== WHAT THIS TASK INVOLVES ==
Report each line of the records below that uses the word "JSON".

*** DATA TO PROCESS ***

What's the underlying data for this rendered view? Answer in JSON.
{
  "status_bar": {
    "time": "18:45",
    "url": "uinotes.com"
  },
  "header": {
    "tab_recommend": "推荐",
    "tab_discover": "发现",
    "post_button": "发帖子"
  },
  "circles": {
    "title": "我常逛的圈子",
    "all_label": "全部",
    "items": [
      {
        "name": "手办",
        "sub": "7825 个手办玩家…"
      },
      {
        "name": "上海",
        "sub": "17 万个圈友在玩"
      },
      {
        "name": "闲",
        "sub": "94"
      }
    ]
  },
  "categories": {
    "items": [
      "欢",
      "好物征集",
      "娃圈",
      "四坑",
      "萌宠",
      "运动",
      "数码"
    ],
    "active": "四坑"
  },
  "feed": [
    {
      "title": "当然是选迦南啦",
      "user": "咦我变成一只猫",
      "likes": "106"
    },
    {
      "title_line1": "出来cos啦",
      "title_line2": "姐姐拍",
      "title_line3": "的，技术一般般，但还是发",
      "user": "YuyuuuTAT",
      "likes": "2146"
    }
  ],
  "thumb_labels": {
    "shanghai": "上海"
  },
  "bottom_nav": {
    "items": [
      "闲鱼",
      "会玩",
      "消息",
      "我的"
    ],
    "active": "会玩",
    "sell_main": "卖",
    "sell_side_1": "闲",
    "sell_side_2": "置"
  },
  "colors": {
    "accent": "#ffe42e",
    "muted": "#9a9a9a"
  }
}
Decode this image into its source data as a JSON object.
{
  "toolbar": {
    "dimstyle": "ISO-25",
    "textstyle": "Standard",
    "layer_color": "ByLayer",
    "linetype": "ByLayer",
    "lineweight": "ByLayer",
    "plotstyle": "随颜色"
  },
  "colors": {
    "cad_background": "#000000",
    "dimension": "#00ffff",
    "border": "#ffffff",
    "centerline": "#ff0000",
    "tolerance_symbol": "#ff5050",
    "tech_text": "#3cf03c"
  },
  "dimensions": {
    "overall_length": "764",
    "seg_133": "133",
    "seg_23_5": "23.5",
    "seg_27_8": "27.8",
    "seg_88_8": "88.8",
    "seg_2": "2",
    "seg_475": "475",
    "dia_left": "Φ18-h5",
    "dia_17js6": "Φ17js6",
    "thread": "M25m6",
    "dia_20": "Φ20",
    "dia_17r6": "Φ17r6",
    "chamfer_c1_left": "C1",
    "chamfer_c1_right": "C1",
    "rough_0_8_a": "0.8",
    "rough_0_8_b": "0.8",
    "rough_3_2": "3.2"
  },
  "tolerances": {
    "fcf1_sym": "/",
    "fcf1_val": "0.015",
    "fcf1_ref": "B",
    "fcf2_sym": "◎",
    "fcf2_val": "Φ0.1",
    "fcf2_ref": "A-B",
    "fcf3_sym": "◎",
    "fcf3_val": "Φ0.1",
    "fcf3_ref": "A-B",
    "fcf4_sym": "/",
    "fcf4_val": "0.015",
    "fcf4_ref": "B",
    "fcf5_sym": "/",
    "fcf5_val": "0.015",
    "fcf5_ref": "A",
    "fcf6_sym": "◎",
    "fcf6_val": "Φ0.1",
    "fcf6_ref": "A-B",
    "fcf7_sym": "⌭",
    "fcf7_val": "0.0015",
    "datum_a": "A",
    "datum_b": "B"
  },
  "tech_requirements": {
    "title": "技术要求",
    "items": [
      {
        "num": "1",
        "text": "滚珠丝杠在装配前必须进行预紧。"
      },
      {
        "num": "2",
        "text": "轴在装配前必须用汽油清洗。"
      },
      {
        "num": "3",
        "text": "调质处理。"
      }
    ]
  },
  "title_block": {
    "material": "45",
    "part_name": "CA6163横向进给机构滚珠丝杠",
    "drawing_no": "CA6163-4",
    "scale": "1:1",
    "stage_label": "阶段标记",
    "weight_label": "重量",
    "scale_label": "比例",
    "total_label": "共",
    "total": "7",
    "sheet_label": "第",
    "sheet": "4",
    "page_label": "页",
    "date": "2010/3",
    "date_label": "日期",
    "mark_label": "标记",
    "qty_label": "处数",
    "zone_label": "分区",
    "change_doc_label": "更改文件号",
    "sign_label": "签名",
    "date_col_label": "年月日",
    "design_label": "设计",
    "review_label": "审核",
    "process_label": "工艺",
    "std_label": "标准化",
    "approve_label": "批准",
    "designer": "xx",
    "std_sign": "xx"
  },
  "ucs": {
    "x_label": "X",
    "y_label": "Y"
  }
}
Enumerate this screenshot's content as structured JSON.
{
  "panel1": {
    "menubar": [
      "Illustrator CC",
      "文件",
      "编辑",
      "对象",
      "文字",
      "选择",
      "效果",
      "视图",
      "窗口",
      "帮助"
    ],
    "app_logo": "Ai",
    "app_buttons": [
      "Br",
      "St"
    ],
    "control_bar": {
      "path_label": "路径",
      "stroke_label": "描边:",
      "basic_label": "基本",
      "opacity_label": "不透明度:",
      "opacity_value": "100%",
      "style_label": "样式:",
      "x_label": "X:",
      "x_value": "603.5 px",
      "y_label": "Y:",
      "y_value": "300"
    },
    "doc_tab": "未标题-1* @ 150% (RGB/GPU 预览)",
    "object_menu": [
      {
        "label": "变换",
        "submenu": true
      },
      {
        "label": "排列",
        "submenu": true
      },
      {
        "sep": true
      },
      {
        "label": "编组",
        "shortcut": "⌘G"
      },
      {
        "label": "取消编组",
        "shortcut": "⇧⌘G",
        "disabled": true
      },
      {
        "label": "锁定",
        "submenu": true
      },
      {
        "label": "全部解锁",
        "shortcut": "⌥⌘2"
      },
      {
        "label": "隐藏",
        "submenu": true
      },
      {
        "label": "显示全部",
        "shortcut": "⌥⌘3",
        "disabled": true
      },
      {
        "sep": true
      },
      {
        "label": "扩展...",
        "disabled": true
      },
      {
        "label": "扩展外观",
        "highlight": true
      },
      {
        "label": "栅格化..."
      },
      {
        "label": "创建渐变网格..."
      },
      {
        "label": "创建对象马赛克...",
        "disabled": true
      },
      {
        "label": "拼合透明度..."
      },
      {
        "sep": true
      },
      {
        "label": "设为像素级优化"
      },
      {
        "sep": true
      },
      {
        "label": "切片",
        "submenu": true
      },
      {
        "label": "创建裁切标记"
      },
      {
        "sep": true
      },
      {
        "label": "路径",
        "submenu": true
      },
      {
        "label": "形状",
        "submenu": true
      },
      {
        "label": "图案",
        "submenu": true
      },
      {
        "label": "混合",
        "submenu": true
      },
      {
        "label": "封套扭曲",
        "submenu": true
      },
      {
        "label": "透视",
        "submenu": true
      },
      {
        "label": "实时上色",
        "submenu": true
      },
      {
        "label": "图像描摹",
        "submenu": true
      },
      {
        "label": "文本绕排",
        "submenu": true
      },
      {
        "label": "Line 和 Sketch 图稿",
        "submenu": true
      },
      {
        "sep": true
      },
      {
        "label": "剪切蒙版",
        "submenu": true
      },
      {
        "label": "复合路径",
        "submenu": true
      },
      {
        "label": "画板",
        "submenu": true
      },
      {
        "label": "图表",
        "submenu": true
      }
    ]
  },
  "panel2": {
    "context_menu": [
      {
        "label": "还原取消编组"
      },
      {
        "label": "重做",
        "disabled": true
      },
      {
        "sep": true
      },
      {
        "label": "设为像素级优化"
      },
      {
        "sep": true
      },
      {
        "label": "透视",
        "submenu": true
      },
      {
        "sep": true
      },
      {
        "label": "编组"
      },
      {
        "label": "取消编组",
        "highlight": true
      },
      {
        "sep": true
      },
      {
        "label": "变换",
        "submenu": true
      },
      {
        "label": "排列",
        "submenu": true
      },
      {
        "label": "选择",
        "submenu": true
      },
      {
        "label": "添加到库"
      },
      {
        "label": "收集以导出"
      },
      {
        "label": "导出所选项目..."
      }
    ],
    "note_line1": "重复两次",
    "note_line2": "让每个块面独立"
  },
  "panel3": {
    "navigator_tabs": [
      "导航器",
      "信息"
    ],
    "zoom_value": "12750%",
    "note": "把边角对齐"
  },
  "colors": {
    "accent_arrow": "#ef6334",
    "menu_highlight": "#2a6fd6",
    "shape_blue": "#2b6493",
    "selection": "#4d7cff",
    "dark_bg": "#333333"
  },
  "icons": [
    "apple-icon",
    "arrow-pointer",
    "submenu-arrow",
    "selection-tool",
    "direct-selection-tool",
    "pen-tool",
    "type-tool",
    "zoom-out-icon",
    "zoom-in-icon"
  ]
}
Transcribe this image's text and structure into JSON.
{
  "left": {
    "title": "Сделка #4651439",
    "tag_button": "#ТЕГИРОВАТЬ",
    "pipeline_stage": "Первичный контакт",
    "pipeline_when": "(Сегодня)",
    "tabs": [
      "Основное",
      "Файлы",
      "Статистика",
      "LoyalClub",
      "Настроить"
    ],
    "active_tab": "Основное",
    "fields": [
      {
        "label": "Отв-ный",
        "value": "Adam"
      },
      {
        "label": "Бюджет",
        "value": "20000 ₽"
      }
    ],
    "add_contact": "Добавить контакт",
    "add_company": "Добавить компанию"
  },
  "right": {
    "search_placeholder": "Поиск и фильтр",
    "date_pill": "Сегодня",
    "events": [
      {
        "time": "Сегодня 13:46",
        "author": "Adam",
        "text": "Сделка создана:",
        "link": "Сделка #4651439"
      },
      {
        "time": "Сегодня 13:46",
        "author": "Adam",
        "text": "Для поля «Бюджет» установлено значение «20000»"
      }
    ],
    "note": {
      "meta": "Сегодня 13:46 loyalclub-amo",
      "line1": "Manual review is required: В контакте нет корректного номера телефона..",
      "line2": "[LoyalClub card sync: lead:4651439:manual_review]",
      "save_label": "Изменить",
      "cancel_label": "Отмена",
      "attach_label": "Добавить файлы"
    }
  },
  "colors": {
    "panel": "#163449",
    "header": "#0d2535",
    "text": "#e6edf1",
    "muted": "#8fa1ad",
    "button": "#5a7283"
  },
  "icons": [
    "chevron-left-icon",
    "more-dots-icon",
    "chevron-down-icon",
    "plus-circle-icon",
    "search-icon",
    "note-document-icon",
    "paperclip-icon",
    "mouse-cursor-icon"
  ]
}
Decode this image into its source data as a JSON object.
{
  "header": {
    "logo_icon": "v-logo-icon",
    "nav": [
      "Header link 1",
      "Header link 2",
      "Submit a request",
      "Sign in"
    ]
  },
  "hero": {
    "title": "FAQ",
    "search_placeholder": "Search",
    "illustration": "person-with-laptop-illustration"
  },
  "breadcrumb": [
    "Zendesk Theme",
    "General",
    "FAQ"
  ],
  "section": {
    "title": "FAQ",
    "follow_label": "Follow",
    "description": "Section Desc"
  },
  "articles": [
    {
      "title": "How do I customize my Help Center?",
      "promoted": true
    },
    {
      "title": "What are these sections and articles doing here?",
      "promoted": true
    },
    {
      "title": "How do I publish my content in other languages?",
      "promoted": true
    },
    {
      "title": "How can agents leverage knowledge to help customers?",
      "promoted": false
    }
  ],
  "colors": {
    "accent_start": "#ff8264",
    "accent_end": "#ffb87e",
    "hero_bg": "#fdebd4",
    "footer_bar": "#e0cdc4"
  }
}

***

== OUTPUT FOR THIS EXERCISE ==
What's the underlying data for this rendered view? Answer in JSON.
Decode this image into its source data as a JSON object.
Enumerate this screenshot's content as structured JSON.
Transcribe this image's text and structure into JSON.
Decode this image into its source data as a JSON object.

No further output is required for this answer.